[Web page and app entries]
-=-=-

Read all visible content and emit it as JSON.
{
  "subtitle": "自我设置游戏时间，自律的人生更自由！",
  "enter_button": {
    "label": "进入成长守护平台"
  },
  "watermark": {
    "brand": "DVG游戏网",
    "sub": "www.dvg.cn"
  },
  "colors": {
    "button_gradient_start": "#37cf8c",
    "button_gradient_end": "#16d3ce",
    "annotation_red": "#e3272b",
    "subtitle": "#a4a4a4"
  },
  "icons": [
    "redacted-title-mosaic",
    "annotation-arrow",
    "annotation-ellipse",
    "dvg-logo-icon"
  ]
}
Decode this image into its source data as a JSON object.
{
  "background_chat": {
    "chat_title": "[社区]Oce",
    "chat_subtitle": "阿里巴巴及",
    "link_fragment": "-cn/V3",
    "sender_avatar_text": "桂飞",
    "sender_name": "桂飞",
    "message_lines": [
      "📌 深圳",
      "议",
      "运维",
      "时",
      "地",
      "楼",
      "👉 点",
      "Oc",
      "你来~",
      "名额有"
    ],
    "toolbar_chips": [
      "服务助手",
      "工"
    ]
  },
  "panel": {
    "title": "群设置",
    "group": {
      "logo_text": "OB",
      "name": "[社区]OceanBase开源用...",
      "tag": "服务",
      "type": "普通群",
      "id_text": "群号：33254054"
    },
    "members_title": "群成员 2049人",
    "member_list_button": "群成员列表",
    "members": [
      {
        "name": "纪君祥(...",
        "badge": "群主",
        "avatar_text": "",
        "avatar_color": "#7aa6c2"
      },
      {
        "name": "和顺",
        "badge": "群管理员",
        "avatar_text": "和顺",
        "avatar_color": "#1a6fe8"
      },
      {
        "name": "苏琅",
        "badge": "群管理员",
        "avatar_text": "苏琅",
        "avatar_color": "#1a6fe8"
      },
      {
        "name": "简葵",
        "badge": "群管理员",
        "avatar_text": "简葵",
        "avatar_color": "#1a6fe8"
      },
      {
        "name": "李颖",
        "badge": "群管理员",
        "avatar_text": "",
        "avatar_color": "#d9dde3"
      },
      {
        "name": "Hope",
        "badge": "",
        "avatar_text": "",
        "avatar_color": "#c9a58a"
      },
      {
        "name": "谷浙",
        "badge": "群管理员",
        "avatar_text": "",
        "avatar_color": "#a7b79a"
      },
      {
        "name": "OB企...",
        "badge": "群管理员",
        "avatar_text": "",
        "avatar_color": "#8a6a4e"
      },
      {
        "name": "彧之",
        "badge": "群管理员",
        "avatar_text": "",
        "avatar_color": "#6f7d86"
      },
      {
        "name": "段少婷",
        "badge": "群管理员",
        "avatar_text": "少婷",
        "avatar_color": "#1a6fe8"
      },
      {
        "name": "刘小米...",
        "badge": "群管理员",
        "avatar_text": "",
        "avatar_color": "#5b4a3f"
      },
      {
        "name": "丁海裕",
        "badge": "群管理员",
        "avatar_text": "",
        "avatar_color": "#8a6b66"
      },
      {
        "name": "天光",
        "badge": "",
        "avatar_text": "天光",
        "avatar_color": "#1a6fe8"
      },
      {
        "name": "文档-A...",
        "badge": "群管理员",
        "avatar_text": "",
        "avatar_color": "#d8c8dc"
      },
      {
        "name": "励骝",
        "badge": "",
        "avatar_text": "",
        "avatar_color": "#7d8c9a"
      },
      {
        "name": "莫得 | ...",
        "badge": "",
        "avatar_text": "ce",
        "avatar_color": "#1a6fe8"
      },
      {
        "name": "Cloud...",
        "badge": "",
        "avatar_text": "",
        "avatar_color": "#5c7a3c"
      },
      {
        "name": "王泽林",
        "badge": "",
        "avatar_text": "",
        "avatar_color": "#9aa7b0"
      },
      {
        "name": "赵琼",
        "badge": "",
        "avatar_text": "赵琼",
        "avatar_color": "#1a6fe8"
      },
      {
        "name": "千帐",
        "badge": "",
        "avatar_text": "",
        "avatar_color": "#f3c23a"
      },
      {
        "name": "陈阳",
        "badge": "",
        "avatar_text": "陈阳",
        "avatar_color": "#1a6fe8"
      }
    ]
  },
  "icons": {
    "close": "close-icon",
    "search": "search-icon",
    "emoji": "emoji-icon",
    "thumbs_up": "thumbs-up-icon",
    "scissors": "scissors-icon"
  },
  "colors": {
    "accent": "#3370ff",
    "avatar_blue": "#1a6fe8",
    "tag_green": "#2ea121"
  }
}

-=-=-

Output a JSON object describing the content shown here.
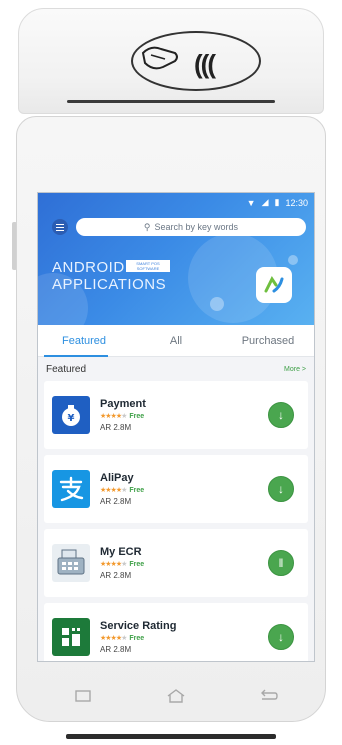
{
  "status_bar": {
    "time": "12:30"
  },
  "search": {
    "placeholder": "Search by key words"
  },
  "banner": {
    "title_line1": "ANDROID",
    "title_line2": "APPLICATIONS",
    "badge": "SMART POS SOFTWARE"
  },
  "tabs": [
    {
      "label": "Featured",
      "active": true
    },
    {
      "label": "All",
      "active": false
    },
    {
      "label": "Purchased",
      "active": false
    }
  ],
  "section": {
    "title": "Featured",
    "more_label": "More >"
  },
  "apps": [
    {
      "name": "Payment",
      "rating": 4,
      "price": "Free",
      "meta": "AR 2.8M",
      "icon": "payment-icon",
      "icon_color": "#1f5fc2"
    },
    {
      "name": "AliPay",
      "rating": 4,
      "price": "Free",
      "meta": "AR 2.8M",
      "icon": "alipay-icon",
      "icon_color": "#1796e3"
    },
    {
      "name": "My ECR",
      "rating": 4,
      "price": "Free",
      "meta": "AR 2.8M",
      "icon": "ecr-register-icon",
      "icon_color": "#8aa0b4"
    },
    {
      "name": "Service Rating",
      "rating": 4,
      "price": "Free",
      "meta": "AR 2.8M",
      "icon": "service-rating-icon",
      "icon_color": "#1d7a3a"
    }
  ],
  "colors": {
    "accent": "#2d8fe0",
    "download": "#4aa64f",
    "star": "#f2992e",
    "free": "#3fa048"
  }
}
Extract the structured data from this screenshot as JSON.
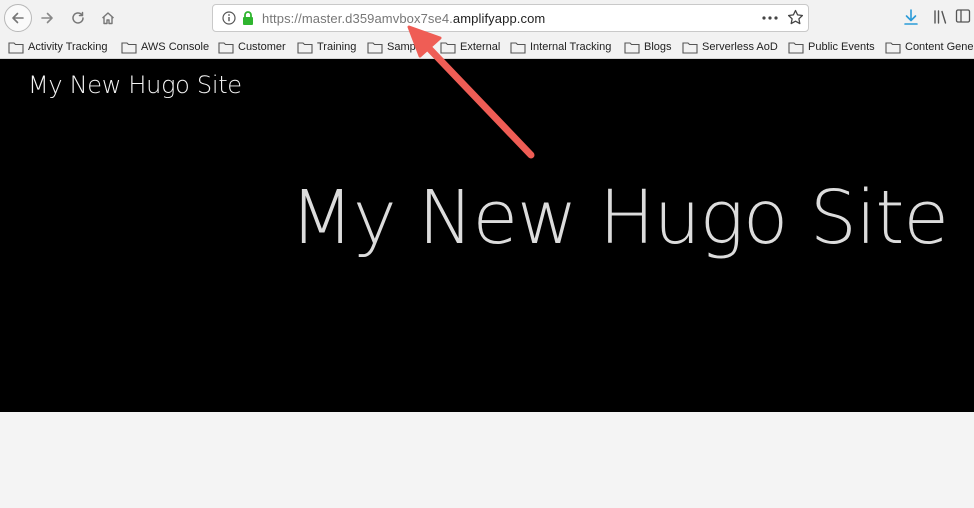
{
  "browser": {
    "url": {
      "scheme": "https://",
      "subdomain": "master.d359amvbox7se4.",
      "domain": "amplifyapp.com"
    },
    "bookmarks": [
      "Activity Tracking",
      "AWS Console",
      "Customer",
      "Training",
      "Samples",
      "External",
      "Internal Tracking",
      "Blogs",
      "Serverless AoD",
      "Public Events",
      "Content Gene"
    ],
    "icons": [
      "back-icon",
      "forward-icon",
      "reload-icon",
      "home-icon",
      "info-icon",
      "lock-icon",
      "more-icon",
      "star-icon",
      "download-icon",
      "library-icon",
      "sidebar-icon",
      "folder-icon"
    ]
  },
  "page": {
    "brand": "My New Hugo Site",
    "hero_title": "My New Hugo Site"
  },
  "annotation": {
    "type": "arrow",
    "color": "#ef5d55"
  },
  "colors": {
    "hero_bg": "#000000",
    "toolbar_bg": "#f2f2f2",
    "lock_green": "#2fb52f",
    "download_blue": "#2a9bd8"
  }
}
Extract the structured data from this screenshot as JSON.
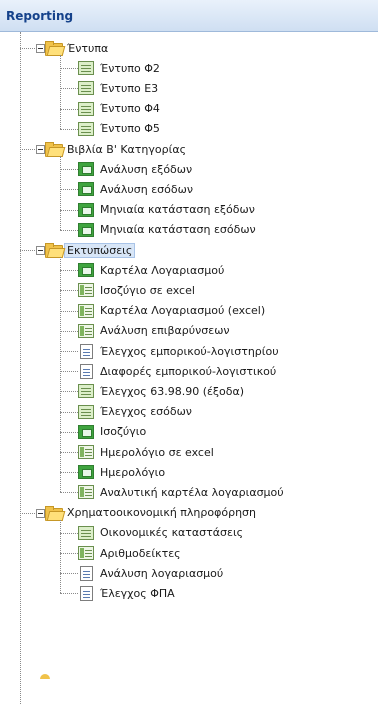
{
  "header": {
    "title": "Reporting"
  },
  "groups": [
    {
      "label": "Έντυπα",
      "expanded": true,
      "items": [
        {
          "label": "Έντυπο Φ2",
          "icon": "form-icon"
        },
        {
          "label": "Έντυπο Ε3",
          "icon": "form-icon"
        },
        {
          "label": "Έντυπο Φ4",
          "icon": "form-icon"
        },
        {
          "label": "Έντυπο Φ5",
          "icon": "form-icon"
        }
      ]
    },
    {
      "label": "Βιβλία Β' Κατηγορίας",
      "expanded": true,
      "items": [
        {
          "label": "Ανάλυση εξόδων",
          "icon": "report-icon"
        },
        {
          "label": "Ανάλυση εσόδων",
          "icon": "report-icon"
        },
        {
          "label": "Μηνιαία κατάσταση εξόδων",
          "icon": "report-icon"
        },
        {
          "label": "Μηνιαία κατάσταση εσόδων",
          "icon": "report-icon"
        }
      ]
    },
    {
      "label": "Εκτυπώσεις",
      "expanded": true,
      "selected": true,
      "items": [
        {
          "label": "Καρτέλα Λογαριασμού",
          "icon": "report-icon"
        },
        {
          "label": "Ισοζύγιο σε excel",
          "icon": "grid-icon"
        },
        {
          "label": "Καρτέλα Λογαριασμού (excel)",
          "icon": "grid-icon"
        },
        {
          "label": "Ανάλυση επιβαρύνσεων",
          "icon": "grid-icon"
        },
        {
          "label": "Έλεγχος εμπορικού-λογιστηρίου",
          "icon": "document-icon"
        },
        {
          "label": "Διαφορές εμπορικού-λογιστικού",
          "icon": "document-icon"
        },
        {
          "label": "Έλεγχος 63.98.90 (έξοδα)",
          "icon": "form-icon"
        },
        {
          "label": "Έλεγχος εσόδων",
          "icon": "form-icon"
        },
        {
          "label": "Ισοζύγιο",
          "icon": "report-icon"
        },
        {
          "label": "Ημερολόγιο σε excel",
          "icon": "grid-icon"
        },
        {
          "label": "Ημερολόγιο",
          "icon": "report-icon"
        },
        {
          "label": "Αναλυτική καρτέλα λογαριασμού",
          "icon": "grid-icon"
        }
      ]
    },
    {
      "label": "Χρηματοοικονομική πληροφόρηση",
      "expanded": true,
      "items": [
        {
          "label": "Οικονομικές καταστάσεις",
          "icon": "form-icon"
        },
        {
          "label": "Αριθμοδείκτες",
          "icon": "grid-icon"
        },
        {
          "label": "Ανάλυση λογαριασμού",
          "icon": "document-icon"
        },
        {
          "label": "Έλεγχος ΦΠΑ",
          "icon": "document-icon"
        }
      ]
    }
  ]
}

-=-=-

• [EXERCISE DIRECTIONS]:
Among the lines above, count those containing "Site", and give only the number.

• [OUTPUT FOR THIS TASK]:
2